(Your objective):
What you return should match the listing exactly, minus its images.

(Given information begins)

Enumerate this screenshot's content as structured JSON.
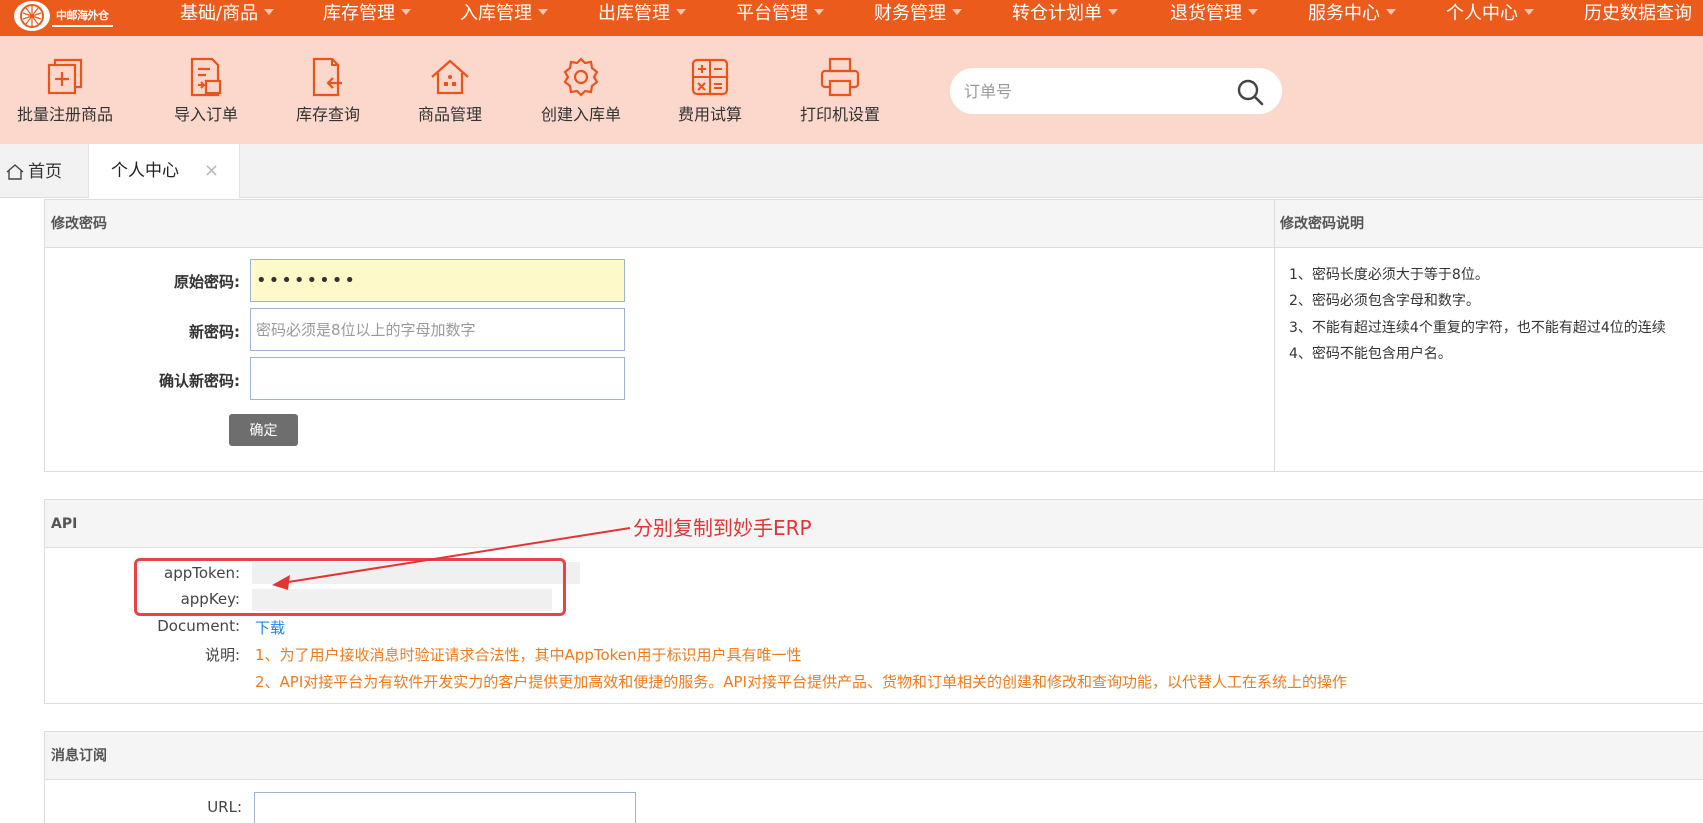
{
  "logo": {
    "text": "中邮海外仓"
  },
  "nav": {
    "items": [
      {
        "label": "基础/商品"
      },
      {
        "label": "库存管理"
      },
      {
        "label": "入库管理"
      },
      {
        "label": "出库管理"
      },
      {
        "label": "平台管理"
      },
      {
        "label": "财务管理"
      },
      {
        "label": "转仓计划单"
      },
      {
        "label": "退货管理"
      },
      {
        "label": "服务中心"
      },
      {
        "label": "个人中心"
      },
      {
        "label": "历史数据查询"
      }
    ]
  },
  "toolbar": {
    "items": [
      {
        "label": "批量注册商品",
        "icon": "batch-register-icon"
      },
      {
        "label": "导入订单",
        "icon": "import-order-icon"
      },
      {
        "label": "库存查询",
        "icon": "inventory-query-icon"
      },
      {
        "label": "商品管理",
        "icon": "product-manage-icon"
      },
      {
        "label": "创建入库单",
        "icon": "gear-icon"
      },
      {
        "label": "费用试算",
        "icon": "calculator-icon"
      },
      {
        "label": "打印机设置",
        "icon": "printer-icon"
      }
    ],
    "search_placeholder": "订单号",
    "search_value": ""
  },
  "tabs": {
    "home_label": "首页",
    "active_label": "个人中心",
    "close_glyph": "×"
  },
  "password": {
    "title": "修改密码",
    "note_title": "修改密码说明",
    "old_label": "原始密码:",
    "old_value": "••••••••",
    "new_label": "新密码:",
    "new_placeholder": "密码必须是8位以上的字母加数字",
    "confirm_label": "确认新密码:",
    "confirm_value": "",
    "submit_label": "确定",
    "notes": [
      "1、密码长度必须大于等于8位。",
      "2、密码必须包含字母和数字。",
      "3、不能有超过连续4个重复的字符，也不能有超过4位的连续",
      "4、密码不能包含用户名。"
    ]
  },
  "api": {
    "title": "API",
    "token_label": "appToken:",
    "key_label": "appKey:",
    "document_label": "Document:",
    "download_label": "下载",
    "desc_label": "说明:",
    "desc_lines": [
      "1、为了用户接收消息时验证请求合法性，其中AppToken用于标识用户具有唯一性",
      "2、API对接平台为有软件开发实力的客户提供更加高效和便捷的服务。API对接平台提供产品、货物和订单相关的创建和修改和查询功能，以代替人工在系统上的操作"
    ],
    "annotation": "分别复制到妙手ERP"
  },
  "subscribe": {
    "title": "消息订阅",
    "url_label": "URL:",
    "url_value": ""
  },
  "colors": {
    "nav_bg": "#ea5b1c",
    "toolbar_bg": "#fbd8cb",
    "annotation_red": "#e23535",
    "desc_orange": "#ee7b1e",
    "link_blue": "#1e88e5"
  }
}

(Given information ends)

(Task solution):
Enumerate this screenshot's content as structured JSON.
{
  "logo": {
    "text": "中邮海外仓"
  },
  "nav": {
    "items": [
      {
        "label": "基础/商品"
      },
      {
        "label": "库存管理"
      },
      {
        "label": "入库管理"
      },
      {
        "label": "出库管理"
      },
      {
        "label": "平台管理"
      },
      {
        "label": "财务管理"
      },
      {
        "label": "转仓计划单"
      },
      {
        "label": "退货管理"
      },
      {
        "label": "服务中心"
      },
      {
        "label": "个人中心"
      },
      {
        "label": "历史数据查询"
      }
    ]
  },
  "toolbar": {
    "items": [
      {
        "label": "批量注册商品",
        "icon": "batch-register-icon"
      },
      {
        "label": "导入订单",
        "icon": "import-order-icon"
      },
      {
        "label": "库存查询",
        "icon": "inventory-query-icon"
      },
      {
        "label": "商品管理",
        "icon": "product-manage-icon"
      },
      {
        "label": "创建入库单",
        "icon": "gear-icon"
      },
      {
        "label": "费用试算",
        "icon": "calculator-icon"
      },
      {
        "label": "打印机设置",
        "icon": "printer-icon"
      }
    ],
    "search_placeholder": "订单号",
    "search_value": ""
  },
  "tabs": {
    "home_label": "首页",
    "active_label": "个人中心",
    "close_glyph": "×"
  },
  "password": {
    "title": "修改密码",
    "note_title": "修改密码说明",
    "old_label": "原始密码:",
    "old_value": "••••••••",
    "new_label": "新密码:",
    "new_placeholder": "密码必须是8位以上的字母加数字",
    "confirm_label": "确认新密码:",
    "confirm_value": "",
    "submit_label": "确定",
    "notes": [
      "1、密码长度必须大于等于8位。",
      "2、密码必须包含字母和数字。",
      "3、不能有超过连续4个重复的字符，也不能有超过4位的连续",
      "4、密码不能包含用户名。"
    ]
  },
  "api": {
    "title": "API",
    "token_label": "appToken:",
    "key_label": "appKey:",
    "document_label": "Document:",
    "download_label": "下载",
    "desc_label": "说明:",
    "desc_lines": [
      "1、为了用户接收消息时验证请求合法性，其中AppToken用于标识用户具有唯一性",
      "2、API对接平台为有软件开发实力的客户提供更加高效和便捷的服务。API对接平台提供产品、货物和订单相关的创建和修改和查询功能，以代替人工在系统上的操作"
    ],
    "annotation": "分别复制到妙手ERP"
  },
  "subscribe": {
    "title": "消息订阅",
    "url_label": "URL:",
    "url_value": ""
  },
  "colors": {
    "nav_bg": "#ea5b1c",
    "toolbar_bg": "#fbd8cb",
    "annotation_red": "#e23535",
    "desc_orange": "#ee7b1e",
    "link_blue": "#1e88e5"
  }
}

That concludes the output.